My thoughts: I can get through this….I know I can…I’m going to plow through the last two sets….I’m tired, but I’m a tough mother fucker that can handle anything….this is who I am…I’m a tough mother fucker that can handle anything….this WOD ain’t shit for somebody like me….
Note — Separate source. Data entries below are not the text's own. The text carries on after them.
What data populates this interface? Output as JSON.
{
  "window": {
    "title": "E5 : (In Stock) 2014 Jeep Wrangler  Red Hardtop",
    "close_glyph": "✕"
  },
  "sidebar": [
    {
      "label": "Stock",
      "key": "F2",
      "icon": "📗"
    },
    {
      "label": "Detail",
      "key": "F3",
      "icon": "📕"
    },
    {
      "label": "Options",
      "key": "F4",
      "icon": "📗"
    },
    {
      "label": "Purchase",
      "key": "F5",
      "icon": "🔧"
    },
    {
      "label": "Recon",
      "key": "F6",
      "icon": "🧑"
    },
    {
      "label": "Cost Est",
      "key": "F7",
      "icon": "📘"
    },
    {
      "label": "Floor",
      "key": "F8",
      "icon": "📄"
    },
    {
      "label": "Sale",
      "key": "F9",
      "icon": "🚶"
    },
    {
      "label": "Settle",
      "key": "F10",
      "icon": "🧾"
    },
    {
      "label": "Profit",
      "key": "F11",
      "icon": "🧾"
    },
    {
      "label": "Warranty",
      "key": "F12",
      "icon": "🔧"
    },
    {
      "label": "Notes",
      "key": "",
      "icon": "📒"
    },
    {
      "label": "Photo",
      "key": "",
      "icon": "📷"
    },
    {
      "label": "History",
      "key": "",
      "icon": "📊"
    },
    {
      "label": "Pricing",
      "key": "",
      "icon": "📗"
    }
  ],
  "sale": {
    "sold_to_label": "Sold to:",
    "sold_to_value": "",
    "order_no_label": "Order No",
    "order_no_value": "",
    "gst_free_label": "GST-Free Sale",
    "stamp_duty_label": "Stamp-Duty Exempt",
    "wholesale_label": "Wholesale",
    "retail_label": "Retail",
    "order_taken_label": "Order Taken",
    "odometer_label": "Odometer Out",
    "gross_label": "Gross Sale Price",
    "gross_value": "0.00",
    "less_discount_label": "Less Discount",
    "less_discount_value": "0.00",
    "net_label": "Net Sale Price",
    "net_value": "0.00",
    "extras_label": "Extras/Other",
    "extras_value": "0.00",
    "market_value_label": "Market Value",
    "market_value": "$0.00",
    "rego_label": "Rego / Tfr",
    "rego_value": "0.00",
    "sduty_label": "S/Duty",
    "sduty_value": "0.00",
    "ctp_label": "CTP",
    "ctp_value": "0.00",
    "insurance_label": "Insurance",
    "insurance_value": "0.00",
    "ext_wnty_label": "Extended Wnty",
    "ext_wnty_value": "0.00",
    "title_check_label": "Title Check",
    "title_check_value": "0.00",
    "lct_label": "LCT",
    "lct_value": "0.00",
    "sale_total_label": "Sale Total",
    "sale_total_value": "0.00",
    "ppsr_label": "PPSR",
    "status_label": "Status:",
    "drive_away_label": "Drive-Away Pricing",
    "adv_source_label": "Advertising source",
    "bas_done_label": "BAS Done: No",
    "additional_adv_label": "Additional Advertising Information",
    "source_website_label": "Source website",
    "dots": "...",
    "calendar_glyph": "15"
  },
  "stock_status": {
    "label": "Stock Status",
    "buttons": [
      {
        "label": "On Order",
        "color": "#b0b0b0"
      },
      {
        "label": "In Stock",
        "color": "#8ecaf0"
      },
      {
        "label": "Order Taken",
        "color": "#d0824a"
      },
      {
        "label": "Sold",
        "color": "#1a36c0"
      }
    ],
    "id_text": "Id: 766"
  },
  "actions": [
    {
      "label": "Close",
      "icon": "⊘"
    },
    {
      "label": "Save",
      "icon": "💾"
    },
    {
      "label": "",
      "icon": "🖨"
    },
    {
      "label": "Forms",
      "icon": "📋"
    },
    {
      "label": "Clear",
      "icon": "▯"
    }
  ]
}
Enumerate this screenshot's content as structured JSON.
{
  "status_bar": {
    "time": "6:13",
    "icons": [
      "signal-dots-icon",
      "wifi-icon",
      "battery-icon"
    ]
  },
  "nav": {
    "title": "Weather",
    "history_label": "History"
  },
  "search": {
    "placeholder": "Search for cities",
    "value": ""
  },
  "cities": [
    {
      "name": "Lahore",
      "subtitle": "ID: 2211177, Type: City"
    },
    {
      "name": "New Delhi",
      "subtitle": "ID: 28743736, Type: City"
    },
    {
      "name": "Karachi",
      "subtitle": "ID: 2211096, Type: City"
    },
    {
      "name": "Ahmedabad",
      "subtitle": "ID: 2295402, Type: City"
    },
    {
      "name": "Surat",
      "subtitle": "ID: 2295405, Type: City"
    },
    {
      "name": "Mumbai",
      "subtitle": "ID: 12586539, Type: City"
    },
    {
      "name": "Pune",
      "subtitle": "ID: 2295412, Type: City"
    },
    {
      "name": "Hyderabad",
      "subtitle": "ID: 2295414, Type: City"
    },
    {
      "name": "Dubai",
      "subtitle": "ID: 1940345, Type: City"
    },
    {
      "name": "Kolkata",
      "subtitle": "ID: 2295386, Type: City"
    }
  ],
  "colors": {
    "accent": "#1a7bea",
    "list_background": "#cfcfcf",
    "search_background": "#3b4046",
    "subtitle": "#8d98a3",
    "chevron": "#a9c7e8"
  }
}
“I’m a tough mother fucker that can handle anything” became my sole mantra the rest of the WOD. Usually, I come up with a couple of mantras that I will use before I begin a WOD. However, there are times where I create a strong mantra during a training session. This was one of them. Just repeating this mantra during the last two sets gave me a reserve of power that countered the extreme fatigue I was feeling. That’s how powerful mantras are – they can help you overcome and reverse any physical tiredness to unstoppable fuel when you need it the most. My legs were quivering, but the mantra was replaying over and over my head that I couldn’t focus on anything else. The words of “I’m a tough mother fucker that can handle anything” was blasting so loud in my mind it made me insensitive to the suffering my body was feeling at the time.
When I was done, I was elated that this brutal WOD was over.
My thoughts as I was lying on the track, staring at the sky: Damn, did that suck! But, I’m so glad I did it. Today was another success of my journey towards mental toughness. What a fucken accomplishment today.
The next day when I went on my morning walk with my dog, I reflected on yesterday’s WOD. This is my morning routine that I do everyday. After that, I replay what worked and what I need to improve on in my mind, I go home and write down my thoughts in my journal. The mental replay and solidification of me writing my accomplishment is a strong double-reflection technique. It just puts me in good mood, but more importantly sets up my mind-set for the rest of the day. I am now ready to deal with the obstacles and reprehensible assholes that I must face in the real world.
Remember the whole point of this training is not to get you a lower body composition or to be a bass ass only in the gym. It’s to make you feel relentless and a ball of fire wherever you are. I always use the positive momentum I get from defeating a WOD the previous day and transferring this invincible attitude to the next day. In time and practice, you will achieve this skill too.
So there you have it. As you can see, my approach towards a workout isn’t just me going in the gym mindlessness and forgetting about it afterwards. I put a lot of thought in it before the training, during it and after it.
Mental toughness training is extremely cerebral. It is all about engaging your mind 100% into the task at hand. By doing so and letting your mind lead you to overcome almost-unbearable physical challenges, you’ll discover how powerful your thought patterns can be.
One minute of jump rope
50-yard sprint (approximately)
Yep, you all are going to repeat and experience the same dreadful WOD for yourself. If you are not efficient with jumping rope, do 25 burpees instead. So, I hope you all have a jump rope because doing 25 burpees is much worse.
Before going into the WOD come prepared with a couple of strong and motivating mantras that you use. Pull them out when you need them the most. If your mind creates a mantra on the spot like how I did with this WOD, go for it. The most important thing is that manta must infuse some immediate adrenaline into you. If doesn’t discard it.
Just be prepared for this WOD. It looks simple, but it is really deadly. The good news is that it is very quick one and shouldn’t take your more than 20 minutes to finished the WOD, so don’t hold back. Go all out at every set.
Now go train your ass of.